#HumansOfFyreflyz (ft. Benjamin and Keith)

Learning is a never-ending process. What more for the young whose potential is infinite?

We love bringing young blood into the Fyreflyz family! Being able to add value to their learning process by offering guidance and the right kind of push, is what we strive to do here.

With that being said, our newest addition for this feature is… Benjamin and Keith!

Currently halfway into their 12-week-internship, the wacky duo will provide us with a brief insight to their learning journey in Fyreflyz and their thoughts on the working world.

To find out more on how Benjamin and Keith have challenged themselves and progressed, read on! 
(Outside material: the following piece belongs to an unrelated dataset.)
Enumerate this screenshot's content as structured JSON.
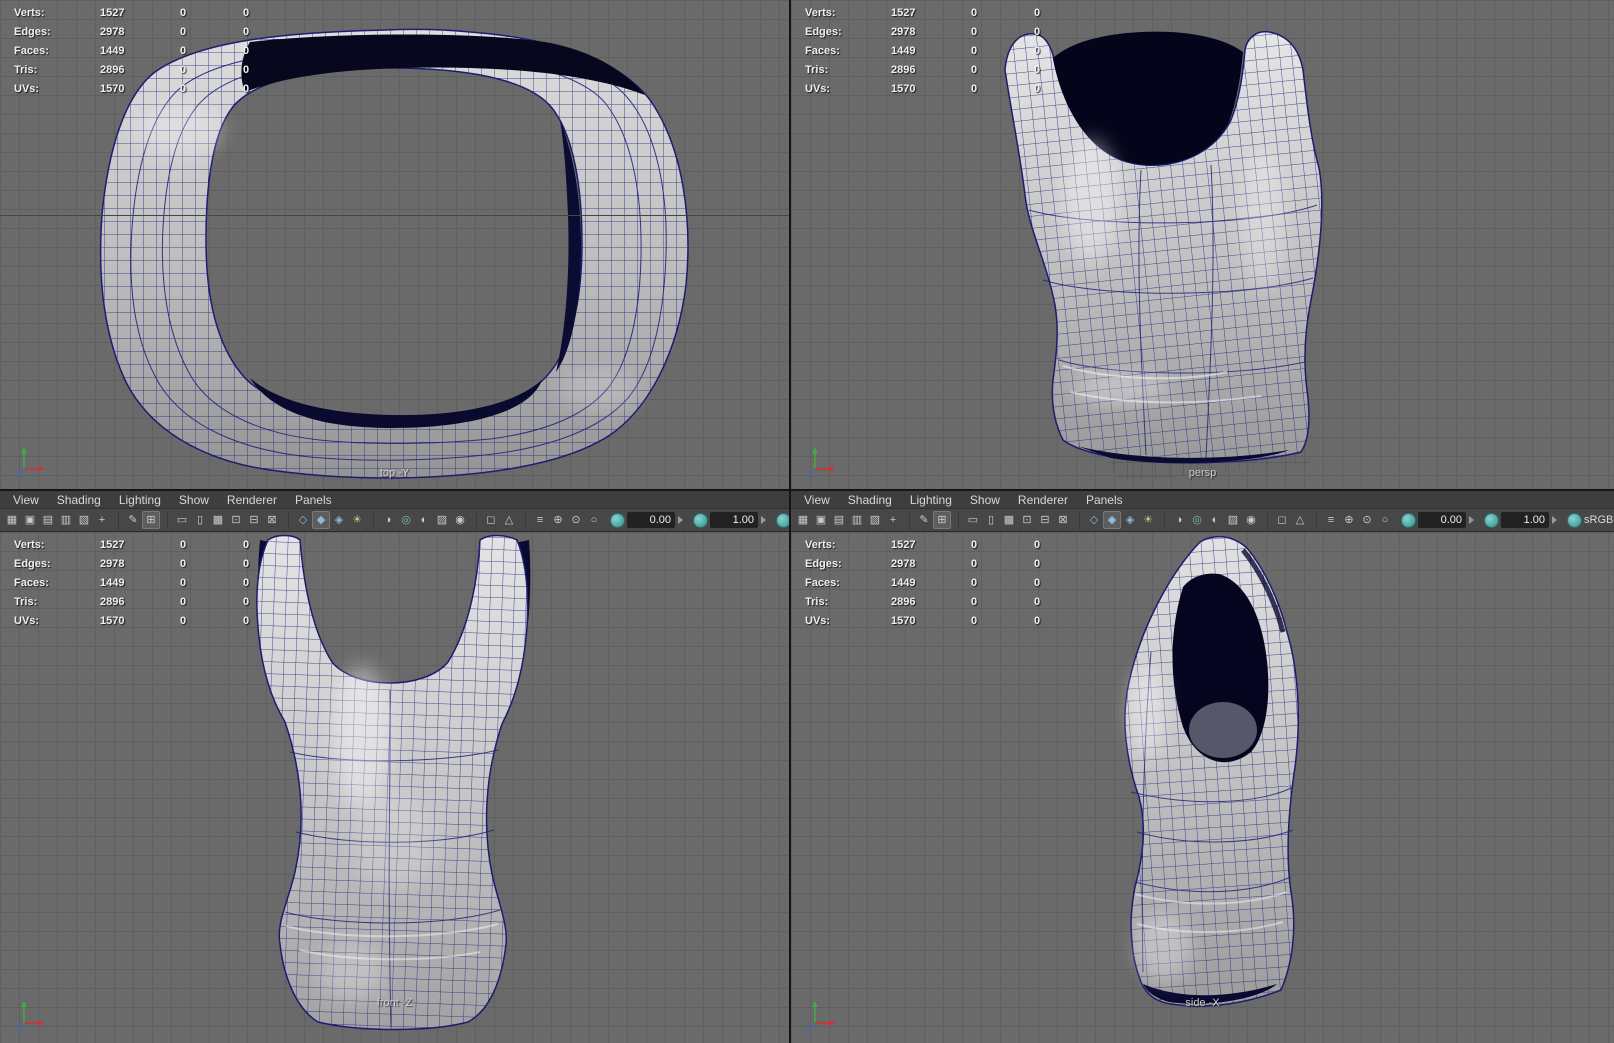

1. What have you learned so far?

We learned a lot about time management. This is because tasks and deadlines can be pretty random. In school, guidelines, consultations, outlines, etc, are given to us. We learned how to adapt to a workplace environment, and many workplace etiquettes that can only be experienced in a business. Furthermore, working under an employer is different from being in a classroom.


2. What will you miss the most when it’s time to say “Bye Bye”?

We will miss the cheerful staff. Fyreflyz is the first company we have seen to have such an open culture. All the management level staff do not seem like they belong to the management level and instead they treat everyone as friends. Despite this, there is mutual respect for everyone and tasks are always treated seriously and completed on time. Everyone is very friendly and the fact that we will hardly get a chance to work in a company that has such a friendly atmosphere .


3. What was the most challenging part of being in an internship program?

We were very honoured to be chosen for the SPEC program, working alongside with SPRING and ASME. However, the biggest problem we faced during our internship would be time management. Besides having to do the work ASME assigned to us, we were required to do daily tasks and also projects assigned by Fyreflyz. It was a struggle as all the tasks were equally important; ASME work which highly affects our grades and also company projects that generate revenue. However, under the mentorship of the supervisors, we were able to better manage our time.


4. Name one thing that you think cannot be taught in the setting of a classroom, but can be learned while on the job? Why do you think so?

During the course of working on projects assigned to us, we were faced with many different encounters and, of course, plenty of rejections. It gave us a headstart of what the actual working world would be like for us, leading entrepreneurs and businessmen. Through all the training, we improved our critical thinking skills and adaptability to different situations.

Schools might be able to teach the students all sorts of theories and methods, but without experience and the proper training, all of it will go to waste.